It is very important to have a properly formatted, edited, and reviewed medical transcription document. If a medical transcriptionist accidentally typed a wrong medication or the wrong diagnosis, the patient could be at risk if the doctor (or his designee) did not review the document for accuracy. Both the doctor and the medical transcriptionist play an important role to make sure the transcribed dictation is correct and accurate. The doctor should speak slowly and concisely, especially when dictating medications or details of diseases and conditions. The medical transcriptionist must possess hearing acuity, medical knowledge, and good reading comprehension in addition to checking references when in doubt.
However, some doctors do not review their transcribed reports for accuracy, and the computer attaches an electronic signature with the disclaimer that a report is "dictated but not read". This electronic signature is readily acceptable in a legal sense. The transcriptionist is bound to transcribe verbatim (exactly what is said) and make no changes, but has the option to flag any report inconsistencies. On some occasions, the doctors do not speak clearly, or voice files are garbled.

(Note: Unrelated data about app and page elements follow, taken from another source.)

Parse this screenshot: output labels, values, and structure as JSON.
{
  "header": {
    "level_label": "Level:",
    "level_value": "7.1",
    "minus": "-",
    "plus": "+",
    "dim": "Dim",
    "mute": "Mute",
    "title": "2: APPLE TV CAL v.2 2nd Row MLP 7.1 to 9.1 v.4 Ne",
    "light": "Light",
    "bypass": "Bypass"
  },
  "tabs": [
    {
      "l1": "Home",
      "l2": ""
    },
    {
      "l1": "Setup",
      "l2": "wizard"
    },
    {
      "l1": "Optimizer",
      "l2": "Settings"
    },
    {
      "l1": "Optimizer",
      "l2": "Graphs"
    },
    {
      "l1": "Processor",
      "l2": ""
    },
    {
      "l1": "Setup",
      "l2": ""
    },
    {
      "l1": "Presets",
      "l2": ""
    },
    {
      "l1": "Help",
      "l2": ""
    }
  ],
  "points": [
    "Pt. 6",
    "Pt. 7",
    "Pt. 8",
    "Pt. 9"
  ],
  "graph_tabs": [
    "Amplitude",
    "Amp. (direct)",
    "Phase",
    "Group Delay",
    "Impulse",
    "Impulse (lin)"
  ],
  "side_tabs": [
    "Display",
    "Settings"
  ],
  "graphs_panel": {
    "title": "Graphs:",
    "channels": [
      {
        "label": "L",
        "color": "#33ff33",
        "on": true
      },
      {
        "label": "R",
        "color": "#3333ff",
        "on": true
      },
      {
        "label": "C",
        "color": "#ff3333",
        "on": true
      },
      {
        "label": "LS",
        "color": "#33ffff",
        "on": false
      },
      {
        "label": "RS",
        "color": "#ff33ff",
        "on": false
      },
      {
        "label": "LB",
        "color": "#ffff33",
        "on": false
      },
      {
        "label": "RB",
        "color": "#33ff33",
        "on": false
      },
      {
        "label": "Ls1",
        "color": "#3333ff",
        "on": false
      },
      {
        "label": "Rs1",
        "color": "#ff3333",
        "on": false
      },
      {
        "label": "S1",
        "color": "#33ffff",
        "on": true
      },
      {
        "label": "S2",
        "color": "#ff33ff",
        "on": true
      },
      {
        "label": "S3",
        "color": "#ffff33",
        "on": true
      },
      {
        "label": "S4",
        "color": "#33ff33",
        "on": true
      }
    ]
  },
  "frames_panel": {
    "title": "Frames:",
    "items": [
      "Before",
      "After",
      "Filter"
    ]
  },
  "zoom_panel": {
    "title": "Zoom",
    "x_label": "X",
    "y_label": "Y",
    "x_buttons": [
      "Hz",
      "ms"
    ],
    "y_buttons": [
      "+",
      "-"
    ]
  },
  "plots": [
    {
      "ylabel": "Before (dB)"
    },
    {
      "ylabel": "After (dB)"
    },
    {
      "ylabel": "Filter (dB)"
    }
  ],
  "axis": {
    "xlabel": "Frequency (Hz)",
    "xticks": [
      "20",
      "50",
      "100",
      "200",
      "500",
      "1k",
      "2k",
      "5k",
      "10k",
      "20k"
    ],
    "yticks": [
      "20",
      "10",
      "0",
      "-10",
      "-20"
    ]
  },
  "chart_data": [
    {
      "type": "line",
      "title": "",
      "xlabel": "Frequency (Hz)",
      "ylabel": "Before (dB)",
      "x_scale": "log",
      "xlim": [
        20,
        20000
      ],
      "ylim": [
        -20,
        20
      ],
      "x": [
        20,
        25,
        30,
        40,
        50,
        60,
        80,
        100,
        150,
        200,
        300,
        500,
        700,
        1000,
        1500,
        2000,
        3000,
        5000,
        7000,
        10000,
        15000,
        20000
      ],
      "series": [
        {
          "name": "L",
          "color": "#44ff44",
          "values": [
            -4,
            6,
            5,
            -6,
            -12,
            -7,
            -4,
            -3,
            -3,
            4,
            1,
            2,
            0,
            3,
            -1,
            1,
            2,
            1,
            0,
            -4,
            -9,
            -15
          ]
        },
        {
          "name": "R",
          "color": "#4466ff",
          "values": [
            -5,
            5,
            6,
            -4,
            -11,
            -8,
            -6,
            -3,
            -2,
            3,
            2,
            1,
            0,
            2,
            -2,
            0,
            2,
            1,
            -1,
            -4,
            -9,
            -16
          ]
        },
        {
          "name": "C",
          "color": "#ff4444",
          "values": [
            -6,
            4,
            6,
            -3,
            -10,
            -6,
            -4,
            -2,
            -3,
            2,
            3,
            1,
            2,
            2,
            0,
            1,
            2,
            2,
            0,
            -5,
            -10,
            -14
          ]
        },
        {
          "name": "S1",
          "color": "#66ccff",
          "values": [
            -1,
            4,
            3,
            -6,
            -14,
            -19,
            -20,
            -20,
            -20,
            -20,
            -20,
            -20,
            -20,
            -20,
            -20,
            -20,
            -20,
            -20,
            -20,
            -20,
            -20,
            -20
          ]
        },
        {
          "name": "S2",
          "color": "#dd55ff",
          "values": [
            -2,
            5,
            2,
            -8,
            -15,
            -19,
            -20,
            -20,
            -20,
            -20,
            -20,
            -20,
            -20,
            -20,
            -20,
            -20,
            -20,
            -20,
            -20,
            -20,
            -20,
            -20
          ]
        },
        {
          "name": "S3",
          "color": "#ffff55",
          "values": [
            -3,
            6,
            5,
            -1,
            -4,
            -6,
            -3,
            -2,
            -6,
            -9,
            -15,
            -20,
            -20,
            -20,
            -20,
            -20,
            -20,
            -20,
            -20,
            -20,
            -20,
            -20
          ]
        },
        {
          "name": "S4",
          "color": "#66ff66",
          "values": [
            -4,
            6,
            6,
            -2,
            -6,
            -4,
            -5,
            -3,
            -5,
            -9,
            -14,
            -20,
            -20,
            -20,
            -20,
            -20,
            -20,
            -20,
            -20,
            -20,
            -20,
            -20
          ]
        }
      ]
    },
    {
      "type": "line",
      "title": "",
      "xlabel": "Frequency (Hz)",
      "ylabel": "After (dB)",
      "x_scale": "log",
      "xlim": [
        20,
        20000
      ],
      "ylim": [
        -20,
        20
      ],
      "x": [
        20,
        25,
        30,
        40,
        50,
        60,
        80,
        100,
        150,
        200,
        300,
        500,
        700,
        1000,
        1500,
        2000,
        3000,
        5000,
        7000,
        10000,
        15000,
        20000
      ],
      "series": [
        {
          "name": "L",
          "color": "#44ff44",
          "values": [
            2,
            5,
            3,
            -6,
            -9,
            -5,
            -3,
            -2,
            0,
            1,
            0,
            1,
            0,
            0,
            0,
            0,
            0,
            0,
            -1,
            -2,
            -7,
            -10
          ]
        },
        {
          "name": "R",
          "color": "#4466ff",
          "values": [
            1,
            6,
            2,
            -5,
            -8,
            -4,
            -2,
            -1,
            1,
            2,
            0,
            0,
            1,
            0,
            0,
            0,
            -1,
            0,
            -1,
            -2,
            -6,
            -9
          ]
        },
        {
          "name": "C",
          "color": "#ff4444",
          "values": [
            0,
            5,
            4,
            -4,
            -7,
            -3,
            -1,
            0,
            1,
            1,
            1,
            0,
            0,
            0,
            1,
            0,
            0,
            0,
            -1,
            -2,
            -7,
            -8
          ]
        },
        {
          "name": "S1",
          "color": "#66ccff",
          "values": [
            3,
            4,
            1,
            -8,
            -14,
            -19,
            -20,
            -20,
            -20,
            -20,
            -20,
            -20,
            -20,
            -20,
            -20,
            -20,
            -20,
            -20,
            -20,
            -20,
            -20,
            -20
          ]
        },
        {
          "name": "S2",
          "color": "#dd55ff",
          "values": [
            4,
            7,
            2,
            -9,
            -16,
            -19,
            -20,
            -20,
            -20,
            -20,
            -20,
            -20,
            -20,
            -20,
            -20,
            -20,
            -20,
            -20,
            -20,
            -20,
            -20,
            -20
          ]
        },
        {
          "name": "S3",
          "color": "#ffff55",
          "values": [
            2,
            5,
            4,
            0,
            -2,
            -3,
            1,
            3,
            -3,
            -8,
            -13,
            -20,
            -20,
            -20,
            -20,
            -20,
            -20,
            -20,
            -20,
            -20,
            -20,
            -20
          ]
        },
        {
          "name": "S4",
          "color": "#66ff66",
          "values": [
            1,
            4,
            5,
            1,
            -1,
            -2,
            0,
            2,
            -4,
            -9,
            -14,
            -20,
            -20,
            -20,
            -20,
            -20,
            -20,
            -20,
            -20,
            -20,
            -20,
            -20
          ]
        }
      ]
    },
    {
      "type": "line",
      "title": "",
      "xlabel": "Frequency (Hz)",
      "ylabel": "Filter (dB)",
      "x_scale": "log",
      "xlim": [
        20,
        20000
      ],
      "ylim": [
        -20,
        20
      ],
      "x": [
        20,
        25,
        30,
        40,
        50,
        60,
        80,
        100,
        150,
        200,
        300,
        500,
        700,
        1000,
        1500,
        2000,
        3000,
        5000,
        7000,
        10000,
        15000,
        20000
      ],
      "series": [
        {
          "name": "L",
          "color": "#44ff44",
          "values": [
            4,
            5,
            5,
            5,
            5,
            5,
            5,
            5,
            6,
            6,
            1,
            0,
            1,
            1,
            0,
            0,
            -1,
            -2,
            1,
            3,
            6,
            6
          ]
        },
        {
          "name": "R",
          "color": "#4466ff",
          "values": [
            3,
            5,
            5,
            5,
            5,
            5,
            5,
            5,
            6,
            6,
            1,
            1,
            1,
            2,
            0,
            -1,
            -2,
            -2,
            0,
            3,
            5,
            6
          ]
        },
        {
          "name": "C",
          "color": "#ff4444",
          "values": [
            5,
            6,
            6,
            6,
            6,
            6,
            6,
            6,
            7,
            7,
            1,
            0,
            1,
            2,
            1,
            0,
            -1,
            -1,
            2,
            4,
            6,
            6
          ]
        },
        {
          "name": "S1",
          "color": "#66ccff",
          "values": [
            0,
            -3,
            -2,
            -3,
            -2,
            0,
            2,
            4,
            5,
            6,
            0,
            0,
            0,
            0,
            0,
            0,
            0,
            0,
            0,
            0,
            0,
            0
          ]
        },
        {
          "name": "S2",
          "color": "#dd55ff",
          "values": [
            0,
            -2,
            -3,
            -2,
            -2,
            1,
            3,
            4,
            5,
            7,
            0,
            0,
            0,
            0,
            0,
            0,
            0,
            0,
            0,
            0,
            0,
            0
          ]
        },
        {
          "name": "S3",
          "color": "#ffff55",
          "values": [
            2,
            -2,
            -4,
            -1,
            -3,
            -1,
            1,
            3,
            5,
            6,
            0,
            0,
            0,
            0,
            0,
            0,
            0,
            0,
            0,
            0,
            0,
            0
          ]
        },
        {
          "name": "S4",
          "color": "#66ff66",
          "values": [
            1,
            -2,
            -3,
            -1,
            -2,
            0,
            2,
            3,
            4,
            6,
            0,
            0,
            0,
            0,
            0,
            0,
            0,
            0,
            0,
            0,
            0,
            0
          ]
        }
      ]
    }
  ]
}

Some doctors are, unfortunately, time-challenged and need to dictate their reports quickly (as in ER Reports). In addition, there are many regional or national accents and (mis)pronunciations of words the MT must contend with. It is imperative and a large part of the job of the Transcriptionist to look up the correct spelling of complex medical terms, medications, obvious dosage or dictation errors, and when in doubt should "flag" a report. A "flag" on a report requires the dictator (or his designee) to fill in a blank on a finished report, which has been returned to him, before it is considered complete. Transcriptionists are never, ever permitted to guess, or 'just put in anything' in a report transcription. Furthermore, medicine is constantly changing. New equipment, new medical devices, and new medications come on the market on a daily basis, and the Medical Transcriptionist needs to be creative and to tenaciously research (quickly) to find these new words. An MT needs to have access to, or keep on memory, an up-to-date library to quickly facilitate the insertion of a correctly spelled device.
Due to the increasing demand to document medical records, countries have started to outsource the services of medical transcription. In the United States, the medical transcription business is estimated to be worth US$10 to $25 billion annually and growing 15 percent each year. The main reason for outsourcing is stated to be the cost advantage due to cheap labor in developing countries, and their currency rates as compared to the U.S. dollar. Drivers that Influence Outsourcing to Medical Transcription Partners.
There is a volatile controversy on whether medical transcription work should be outsourced, mainly due to three reasons: